“VISUALIZING NARRATIVE; NARRATIVIZING THE VISUAL”
Introduction: We propose an experimental comparative double panel (presented sequentially). It focuses on the place in history of the nexus of visual culture and narratives (constructed by those who create and consume the visuals). In part, presenters also incorporate new-tech approaches to this ‘visual turn’ in history, helping us to see implications for both research and teaching/learning.
Each panel works through different types of visual evidence used to construct narrative. The first panel focuses especially on the ways that specific sites (architectural monuments, locales, domestic spaces) have been deployed in the telling of stories about: the ‘Other’; the nation; and the middle-class family within it. In the process, these case studies suggest how the ‘visual turn’ in history has affected work in art history, the history of science, and world history. (The order of papers has been established to help the flow towards the topics and foci of the second panel.)
The second panel looks at the production and consumption of a wide range of images (murals, photographs, posters, labels and calendar art) for the narratives constructed about identity and situated-ness of individuals in changing societies. These case studies demonstrate how visual evidence illuminates aspects of social and cultural history, including gender history, the history of Dalits (or Untouchables), and the relationship of the ‘everyday’ to narrative-construction. (The flow here picks up with photography and domestic space to resonate with panel 1, then moves to the everyday from different class perspectives, and concludes with a study of cities that helps bracket the two panels, since panel 1 began by looking at cities.)

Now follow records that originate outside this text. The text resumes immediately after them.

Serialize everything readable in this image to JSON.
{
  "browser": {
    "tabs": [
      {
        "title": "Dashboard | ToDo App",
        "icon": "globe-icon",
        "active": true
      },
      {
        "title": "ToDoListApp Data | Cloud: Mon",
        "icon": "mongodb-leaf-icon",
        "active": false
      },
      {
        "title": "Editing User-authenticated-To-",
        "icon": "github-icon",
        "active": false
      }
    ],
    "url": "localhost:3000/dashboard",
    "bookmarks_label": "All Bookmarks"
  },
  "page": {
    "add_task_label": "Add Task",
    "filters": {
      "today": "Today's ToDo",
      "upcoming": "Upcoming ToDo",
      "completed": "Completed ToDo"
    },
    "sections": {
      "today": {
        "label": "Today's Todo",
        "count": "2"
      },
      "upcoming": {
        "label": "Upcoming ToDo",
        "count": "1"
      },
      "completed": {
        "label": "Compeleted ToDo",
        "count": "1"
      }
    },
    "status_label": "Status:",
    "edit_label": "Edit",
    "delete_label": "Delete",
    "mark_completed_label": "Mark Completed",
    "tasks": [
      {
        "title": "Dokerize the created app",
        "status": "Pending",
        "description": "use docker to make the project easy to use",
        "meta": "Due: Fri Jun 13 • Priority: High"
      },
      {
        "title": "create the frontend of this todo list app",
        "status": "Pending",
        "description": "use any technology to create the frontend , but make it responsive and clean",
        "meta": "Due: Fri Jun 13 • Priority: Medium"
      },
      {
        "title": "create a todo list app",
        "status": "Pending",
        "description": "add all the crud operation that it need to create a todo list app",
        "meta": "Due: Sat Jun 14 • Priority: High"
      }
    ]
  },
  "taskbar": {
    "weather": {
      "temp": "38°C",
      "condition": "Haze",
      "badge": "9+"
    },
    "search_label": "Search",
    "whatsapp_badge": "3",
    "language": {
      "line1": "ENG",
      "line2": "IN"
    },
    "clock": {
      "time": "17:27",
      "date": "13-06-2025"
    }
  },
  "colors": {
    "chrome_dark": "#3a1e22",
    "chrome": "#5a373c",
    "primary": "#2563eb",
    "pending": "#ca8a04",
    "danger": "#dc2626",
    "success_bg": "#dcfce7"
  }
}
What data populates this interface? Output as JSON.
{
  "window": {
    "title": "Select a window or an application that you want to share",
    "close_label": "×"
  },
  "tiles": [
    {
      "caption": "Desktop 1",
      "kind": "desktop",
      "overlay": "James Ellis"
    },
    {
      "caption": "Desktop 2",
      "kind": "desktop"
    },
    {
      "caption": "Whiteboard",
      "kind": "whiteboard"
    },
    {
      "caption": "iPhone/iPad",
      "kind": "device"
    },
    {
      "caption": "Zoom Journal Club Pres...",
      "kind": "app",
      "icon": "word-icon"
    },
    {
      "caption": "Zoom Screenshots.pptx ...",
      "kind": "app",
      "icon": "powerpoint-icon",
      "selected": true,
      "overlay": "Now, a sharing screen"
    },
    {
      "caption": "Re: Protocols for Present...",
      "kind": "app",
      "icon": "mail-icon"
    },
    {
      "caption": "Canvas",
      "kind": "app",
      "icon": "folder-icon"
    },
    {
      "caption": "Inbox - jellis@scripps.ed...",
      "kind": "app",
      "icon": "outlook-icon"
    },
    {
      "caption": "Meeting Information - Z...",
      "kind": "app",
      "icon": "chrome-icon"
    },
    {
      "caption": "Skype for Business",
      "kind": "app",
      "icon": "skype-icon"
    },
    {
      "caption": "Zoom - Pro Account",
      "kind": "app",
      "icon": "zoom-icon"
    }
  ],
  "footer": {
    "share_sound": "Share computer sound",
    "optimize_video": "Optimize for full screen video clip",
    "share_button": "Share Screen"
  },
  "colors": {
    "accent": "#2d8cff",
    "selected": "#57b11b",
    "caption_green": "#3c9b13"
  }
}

The panels resonate closely, not only through genres (e.g. photography of place as well as women) but also through contributions of visual narrative-construction to understandings about the nature of cities, or individuals’ envisioning their identities through connections to place as well as ideals.
Background: The proposed panels grow out of a conference (to be held March 5-6, 2010, sponsored by NCSU’s History Department), enabling us to share discussions and theorizing with a broader audience. Simultaneously, the panels include several South Asianists, to mark Barbara Metcalf’s presidency and the theme chosen by her. Between visual-culture studies, art history (with its expanding orientations), more sophisticated “readings” by historians of visual evidence, and new IT ways of working with visual materials, historical research and teaching around “the visual” presents promising new directions. Some of these case studies use new technologies (ArchNet; Tasveer Ghar; AIIS’s online archives). This builds on earlier AHA work, especially coverage in the special Newsletter issue on technologies, though it differs by insisting that both research and teaching can benefit from these applications.
 These presenters are members of an informal research collaborative exploring together how stories are ‘repackaged’ in the subcontinent. Initial work focused on visual narratives with a long pedigree (e.g., the Ramayana and Muharram); increasingly we are looking at the construction of new stories (e.g. of Dalits or the nation) that follow these same patterns.